Source material -
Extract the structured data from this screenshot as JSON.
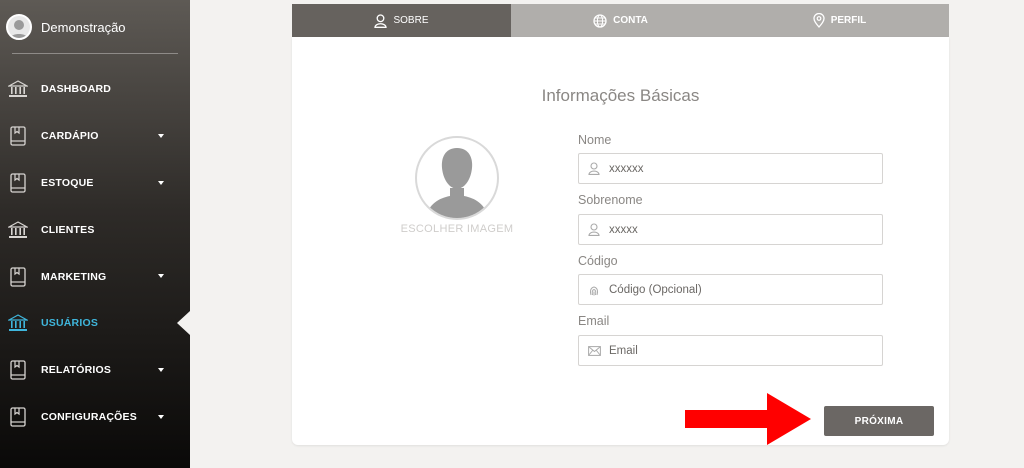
{
  "user": {
    "name": "Demonstração"
  },
  "sidebar": {
    "items": [
      {
        "label": "DASHBOARD",
        "icon": "bank-icon",
        "has_caret": false
      },
      {
        "label": "CARDÁPIO",
        "icon": "book-icon",
        "has_caret": true
      },
      {
        "label": "ESTOQUE",
        "icon": "book-icon",
        "has_caret": true
      },
      {
        "label": "CLIENTES",
        "icon": "bank-icon",
        "has_caret": false
      },
      {
        "label": "MARKETING",
        "icon": "book-icon",
        "has_caret": true
      },
      {
        "label": "USUÁRIOS",
        "icon": "bank-icon",
        "has_caret": false,
        "active": true
      },
      {
        "label": "RELATÓRIOS",
        "icon": "book-icon",
        "has_caret": true
      },
      {
        "label": "CONFIGURAÇÕES",
        "icon": "book-icon",
        "has_caret": true
      }
    ],
    "active_color": "#3fb6dc"
  },
  "tabs": [
    {
      "label": "SOBRE",
      "icon": "user-icon",
      "active": true
    },
    {
      "label": "CONTA",
      "icon": "globe-icon",
      "active": false
    },
    {
      "label": "PERFIL",
      "icon": "location-pin-icon",
      "active": false
    }
  ],
  "form": {
    "title": "Informações Básicas",
    "photo_label": "ESCOLHER IMAGEM",
    "fields": {
      "nome": {
        "label": "Nome",
        "value": "xxxxxx",
        "icon": "user-icon"
      },
      "sobrenome": {
        "label": "Sobrenome",
        "value": "xxxxx",
        "icon": "user-icon"
      },
      "codigo": {
        "label": "Código",
        "placeholder": "Código (Opcional)",
        "icon": "fingerprint-icon"
      },
      "email": {
        "label": "Email",
        "placeholder": "Email",
        "icon": "envelope-icon"
      }
    },
    "next_label": "PRÓXIMA"
  },
  "annotation": {
    "color": "#ff0000",
    "icon": "red-arrow"
  }
}
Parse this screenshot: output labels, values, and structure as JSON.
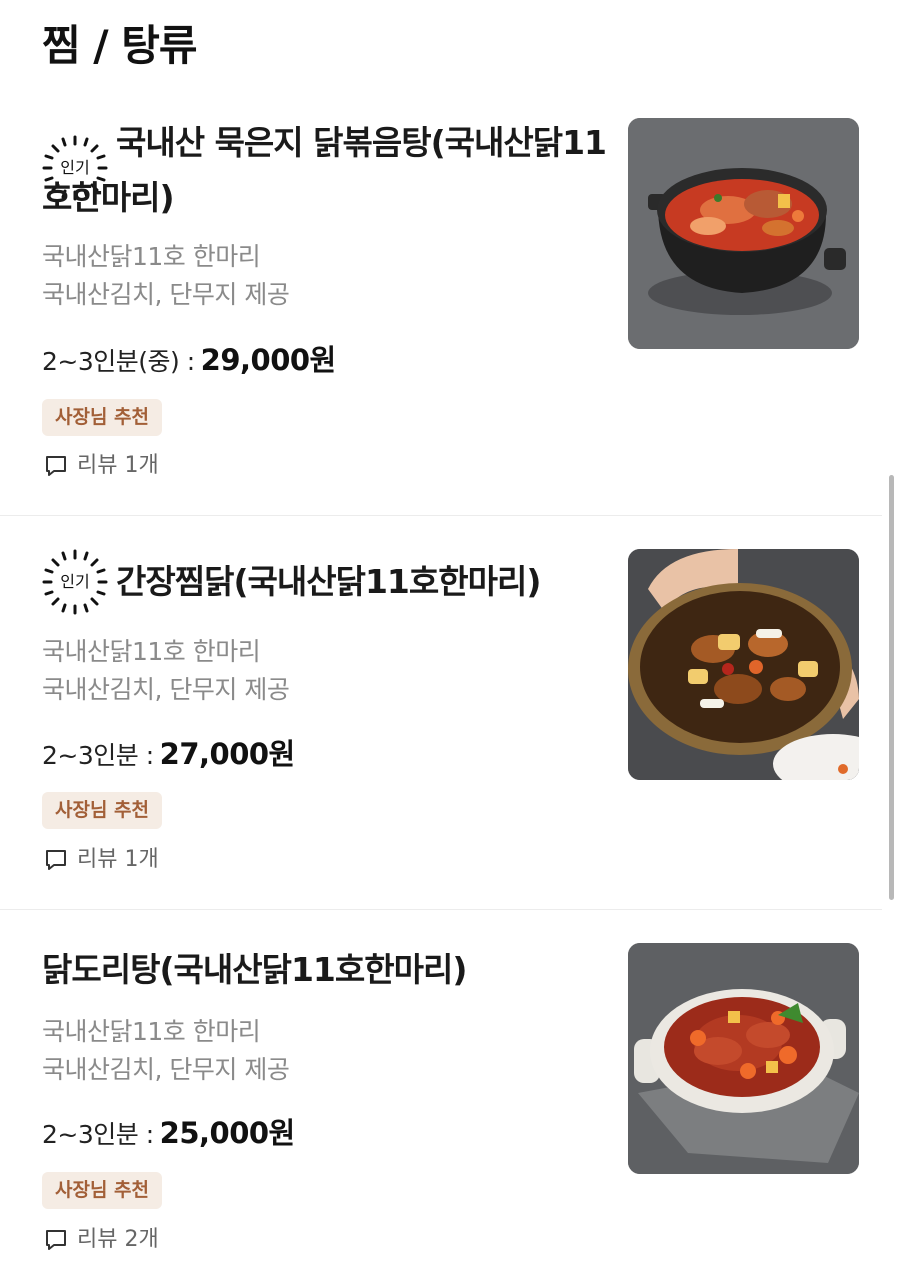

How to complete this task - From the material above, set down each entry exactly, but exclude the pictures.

Exercise answer -
Extract the structured data from this screenshot as JSON.
{
  "user": {
    "name": "Demonstração"
  },
  "sidebar": {
    "items": [
      {
        "label": "DASHBOARD",
        "icon": "bank-icon",
        "has_caret": false
      },
      {
        "label": "CARDÁPIO",
        "icon": "book-icon",
        "has_caret": true
      },
      {
        "label": "ESTOQUE",
        "icon": "book-icon",
        "has_caret": true
      },
      {
        "label": "CLIENTES",
        "icon": "bank-icon",
        "has_caret": false
      },
      {
        "label": "MARKETING",
        "icon": "book-icon",
        "has_caret": true
      },
      {
        "label": "USUÁRIOS",
        "icon": "bank-icon",
        "has_caret": false,
        "active": true
      },
      {
        "label": "RELATÓRIOS",
        "icon": "book-icon",
        "has_caret": true
      },
      {
        "label": "CONFIGURAÇÕES",
        "icon": "book-icon",
        "has_caret": true
      }
    ],
    "active_color": "#3fb6dc"
  },
  "tabs": [
    {
      "label": "SOBRE",
      "icon": "user-icon",
      "active": true
    },
    {
      "label": "CONTA",
      "icon": "globe-icon",
      "active": false
    },
    {
      "label": "PERFIL",
      "icon": "location-pin-icon",
      "active": false
    }
  ],
  "form": {
    "title": "Informações Básicas",
    "photo_label": "ESCOLHER IMAGEM",
    "fields": {
      "nome": {
        "label": "Nome",
        "value": "xxxxxx",
        "icon": "user-icon"
      },
      "sobrenome": {
        "label": "Sobrenome",
        "value": "xxxxx",
        "icon": "user-icon"
      },
      "codigo": {
        "label": "Código",
        "placeholder": "Código (Opcional)",
        "icon": "fingerprint-icon"
      },
      "email": {
        "label": "Email",
        "placeholder": "Email",
        "icon": "envelope-icon"
      }
    },
    "next_label": "PRÓXIMA"
  },
  "annotation": {
    "color": "#ff0000",
    "icon": "red-arrow"
  }
}
Parse this screenshot: output labels, values, and structure as JSON.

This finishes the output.